I've done similar things, although in 4e rather than 3.5e. I think the technique is broadly applicable, but that 4e is a little more geared for the technique, as I will discuss below.
I generally took two approaches to things:
1) In cases where the PCs simply and completely outclassed the opposition, and I deemed there to be effectively no chance failure, I would tell the players, GM-to-players, "There is no chance of failure, here. We're not playing through this, we're skipping through to the end."
I would in these cases award no XP at all, because there was no risk nor any expenditure of resources. (By GM fiat.)
I never got any pushback or discontent from these decisions that I could perceive, because while some of my players liked combat, they generally did not like it so much that they wanted to spend precious screen time on challenge-free fights.
2) In slightly less lop-sided encounters, where there was no chance of loss but there was at least a chance they could get roughed up or have to spend some resources, I would offer (as opposed to the previous GM fiat) the opportunity of a streamlined encounter, such as: "Look, there's no chance that you'll lose, here, we all know it. But these guys could slow you down. I suggest we streamline this as follows...." with the proposal usually being something along the lines of everyone roll a check agaisnt some skill or stat, and if they fail they lose some replenishible resource.

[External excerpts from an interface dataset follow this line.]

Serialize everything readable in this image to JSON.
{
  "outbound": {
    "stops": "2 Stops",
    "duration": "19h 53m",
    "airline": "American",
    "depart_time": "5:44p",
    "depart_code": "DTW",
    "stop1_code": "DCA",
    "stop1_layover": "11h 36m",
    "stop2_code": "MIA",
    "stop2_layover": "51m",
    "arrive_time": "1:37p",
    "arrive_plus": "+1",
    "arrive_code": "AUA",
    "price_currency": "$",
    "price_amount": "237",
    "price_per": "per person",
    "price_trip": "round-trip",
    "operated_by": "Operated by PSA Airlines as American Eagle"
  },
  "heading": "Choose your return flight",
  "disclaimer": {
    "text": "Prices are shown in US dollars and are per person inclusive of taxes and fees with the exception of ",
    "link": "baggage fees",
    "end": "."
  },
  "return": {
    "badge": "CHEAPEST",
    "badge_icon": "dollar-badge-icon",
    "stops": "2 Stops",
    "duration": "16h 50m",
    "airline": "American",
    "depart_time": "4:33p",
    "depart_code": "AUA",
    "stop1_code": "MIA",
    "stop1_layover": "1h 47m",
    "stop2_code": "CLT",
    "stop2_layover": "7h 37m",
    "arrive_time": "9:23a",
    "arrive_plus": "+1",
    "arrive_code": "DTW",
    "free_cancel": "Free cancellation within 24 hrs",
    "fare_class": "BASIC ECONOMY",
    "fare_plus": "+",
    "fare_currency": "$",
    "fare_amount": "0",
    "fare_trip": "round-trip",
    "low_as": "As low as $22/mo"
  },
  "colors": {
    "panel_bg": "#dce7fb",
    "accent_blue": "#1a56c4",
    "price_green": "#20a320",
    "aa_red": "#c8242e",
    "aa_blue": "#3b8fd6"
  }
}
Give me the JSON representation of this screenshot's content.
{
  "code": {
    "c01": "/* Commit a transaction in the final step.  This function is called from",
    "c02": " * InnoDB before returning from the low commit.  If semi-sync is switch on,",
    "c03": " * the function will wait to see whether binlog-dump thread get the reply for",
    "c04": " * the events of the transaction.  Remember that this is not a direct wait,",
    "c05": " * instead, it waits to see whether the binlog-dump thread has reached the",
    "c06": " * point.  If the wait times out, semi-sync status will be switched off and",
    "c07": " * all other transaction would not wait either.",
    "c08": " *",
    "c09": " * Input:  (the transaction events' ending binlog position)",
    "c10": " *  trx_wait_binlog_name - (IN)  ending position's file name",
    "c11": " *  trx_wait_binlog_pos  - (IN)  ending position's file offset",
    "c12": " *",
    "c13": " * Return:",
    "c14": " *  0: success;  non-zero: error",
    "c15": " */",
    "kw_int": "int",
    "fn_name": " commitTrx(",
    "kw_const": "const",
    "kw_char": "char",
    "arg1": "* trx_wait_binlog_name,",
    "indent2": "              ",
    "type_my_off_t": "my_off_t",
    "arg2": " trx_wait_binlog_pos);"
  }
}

In these cases, I would usually award some small amount of XP, but it was in general never enough to make a big deal about. I don't believe my players ever turned down that offer-- again, they liked combat, but they liked being challenged and they liked advancing the plot-- but I couldn't swear to it.
The first case, above, should be broadly applicable for 3.5e. What matters more than the rule set, per se, is what your players expect and desire from the game. If they really want combat, they might push back against this, unless you tell them you're just making more time for the more important combats later. If what they really like are effortless victories, well then you're depriving them of what they desire most in the game.
The second case is trickier and more rules dependent. 4e was geared toward the notion of skill challenges, which itself primed both players and GMs to think in terms of streamlining the boring stuff. Moreover, though, there were semi-standard, almost modular "resource chunks" to get rid of. You could say, and I often did, "...And if you fail the check, you still win, but your PC loses a healing surge." You could even follow it up with, "...and if you roll a 1, you lose the use of a daily power." (Assuming they had daily powers left; I'd also let them sacrifice 1/4 HP if they had no surges or didn't want to burn them for some reason.)
That would be the sticking point for the second approach in 3.5e: I can't figure out what you would offer in the bargain that would standardize across characters in 3.5e.